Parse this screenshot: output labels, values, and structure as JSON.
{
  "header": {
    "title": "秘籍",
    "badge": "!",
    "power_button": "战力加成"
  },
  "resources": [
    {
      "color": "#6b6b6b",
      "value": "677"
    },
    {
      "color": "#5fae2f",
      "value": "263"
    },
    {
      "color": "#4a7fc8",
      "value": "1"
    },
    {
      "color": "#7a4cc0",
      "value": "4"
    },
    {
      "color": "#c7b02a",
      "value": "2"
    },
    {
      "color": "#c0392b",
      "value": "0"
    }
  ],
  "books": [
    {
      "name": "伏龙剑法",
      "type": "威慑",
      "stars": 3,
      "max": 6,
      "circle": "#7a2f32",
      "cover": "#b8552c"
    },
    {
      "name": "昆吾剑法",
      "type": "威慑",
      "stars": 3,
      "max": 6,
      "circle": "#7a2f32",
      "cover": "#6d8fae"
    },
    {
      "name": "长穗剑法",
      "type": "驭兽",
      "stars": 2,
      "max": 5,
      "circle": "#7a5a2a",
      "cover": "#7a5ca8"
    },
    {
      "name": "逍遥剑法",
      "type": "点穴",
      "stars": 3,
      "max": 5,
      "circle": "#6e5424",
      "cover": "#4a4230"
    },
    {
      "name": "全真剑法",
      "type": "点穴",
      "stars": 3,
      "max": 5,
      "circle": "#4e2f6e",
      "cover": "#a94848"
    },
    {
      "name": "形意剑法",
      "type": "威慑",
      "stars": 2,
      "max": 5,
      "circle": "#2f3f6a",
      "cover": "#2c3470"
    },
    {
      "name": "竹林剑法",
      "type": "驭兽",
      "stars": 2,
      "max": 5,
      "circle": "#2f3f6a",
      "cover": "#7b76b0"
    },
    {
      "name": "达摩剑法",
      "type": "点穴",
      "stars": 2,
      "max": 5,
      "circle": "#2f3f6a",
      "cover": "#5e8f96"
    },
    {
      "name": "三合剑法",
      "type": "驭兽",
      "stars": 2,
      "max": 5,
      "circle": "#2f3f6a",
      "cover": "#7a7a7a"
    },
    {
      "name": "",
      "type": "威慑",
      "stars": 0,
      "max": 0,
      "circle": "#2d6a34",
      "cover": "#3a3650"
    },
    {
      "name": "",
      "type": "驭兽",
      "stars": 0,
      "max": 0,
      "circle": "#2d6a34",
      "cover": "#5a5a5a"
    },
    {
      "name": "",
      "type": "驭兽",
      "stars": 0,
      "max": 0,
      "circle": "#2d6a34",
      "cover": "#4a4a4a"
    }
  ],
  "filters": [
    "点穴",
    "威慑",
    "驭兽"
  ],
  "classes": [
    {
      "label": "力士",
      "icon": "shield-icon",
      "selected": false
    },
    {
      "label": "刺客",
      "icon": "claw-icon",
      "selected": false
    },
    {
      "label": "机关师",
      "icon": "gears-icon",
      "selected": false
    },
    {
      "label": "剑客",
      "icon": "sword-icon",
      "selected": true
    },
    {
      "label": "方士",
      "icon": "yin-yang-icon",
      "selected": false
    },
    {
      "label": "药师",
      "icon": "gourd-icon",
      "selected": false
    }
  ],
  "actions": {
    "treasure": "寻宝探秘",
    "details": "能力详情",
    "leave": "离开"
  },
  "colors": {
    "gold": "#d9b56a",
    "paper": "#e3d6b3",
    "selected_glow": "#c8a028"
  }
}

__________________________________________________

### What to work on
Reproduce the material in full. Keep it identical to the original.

### Result
Parse this screenshot: output labels, values, and structure as JSON.
{
  "header": {
    "title": "秘籍",
    "badge": "!",
    "power_button": "战力加成"
  },
  "resources": [
    {
      "color": "#6b6b6b",
      "value": "677"
    },
    {
      "color": "#5fae2f",
      "value": "263"
    },
    {
      "color": "#4a7fc8",
      "value": "1"
    },
    {
      "color": "#7a4cc0",
      "value": "4"
    },
    {
      "color": "#c7b02a",
      "value": "2"
    },
    {
      "color": "#c0392b",
      "value": "0"
    }
  ],
  "books": [
    {
      "name": "伏龙剑法",
      "type": "威慑",
      "stars": 3,
      "max": 6,
      "circle": "#7a2f32",
      "cover": "#b8552c"
    },
    {
      "name": "昆吾剑法",
      "type": "威慑",
      "stars": 3,
      "max": 6,
      "circle": "#7a2f32",
      "cover": "#6d8fae"
    },
    {
      "name": "长穗剑法",
      "type": "驭兽",
      "stars": 2,
      "max": 5,
      "circle": "#7a5a2a",
      "cover": "#7a5ca8"
    },
    {
      "name": "逍遥剑法",
      "type": "点穴",
      "stars": 3,
      "max": 5,
      "circle": "#6e5424",
      "cover": "#4a4230"
    },
    {
      "name": "全真剑法",
      "type": "点穴",
      "stars": 3,
      "max": 5,
      "circle": "#4e2f6e",
      "cover": "#a94848"
    },
    {
      "name": "形意剑法",
      "type": "威慑",
      "stars": 2,
      "max": 5,
      "circle": "#2f3f6a",
      "cover": "#2c3470"
    },
    {
      "name": "竹林剑法",
      "type": "驭兽",
      "stars": 2,
      "max": 5,
      "circle": "#2f3f6a",
      "cover": "#7b76b0"
    },
    {
      "name": "达摩剑法",
      "type": "点穴",
      "stars": 2,
      "max": 5,
      "circle": "#2f3f6a",
      "cover": "#5e8f96"
    },
    {
      "name": "三合剑法",
      "type": "驭兽",
      "stars": 2,
      "max": 5,
      "circle": "#2f3f6a",
      "cover": "#7a7a7a"
    },
    {
      "name": "",
      "type": "威慑",
      "stars": 0,
      "max": 0,
      "circle": "#2d6a34",
      "cover": "#3a3650"
    },
    {
      "name": "",
      "type": "驭兽",
      "stars": 0,
      "max": 0,
      "circle": "#2d6a34",
      "cover": "#5a5a5a"
    },
    {
      "name": "",
      "type": "驭兽",
      "stars": 0,
      "max": 0,
      "circle": "#2d6a34",
      "cover": "#4a4a4a"
    }
  ],
  "filters": [
    "点穴",
    "威慑",
    "驭兽"
  ],
  "classes": [
    {
      "label": "力士",
      "icon": "shield-icon",
      "selected": false
    },
    {
      "label": "刺客",
      "icon": "claw-icon",
      "selected": false
    },
    {
      "label": "机关师",
      "icon": "gears-icon",
      "selected": false
    },
    {
      "label": "剑客",
      "icon": "sword-icon",
      "selected": true
    },
    {
      "label": "方士",
      "icon": "yin-yang-icon",
      "selected": false
    },
    {
      "label": "药师",
      "icon": "gourd-icon",
      "selected": false
    }
  ],
  "actions": {
    "treasure": "寻宝探秘",
    "details": "能力详情",
    "leave": "离开"
  },
  "colors": {
    "gold": "#d9b56a",
    "paper": "#e3d6b3",
    "selected_glow": "#c8a028"
  }
}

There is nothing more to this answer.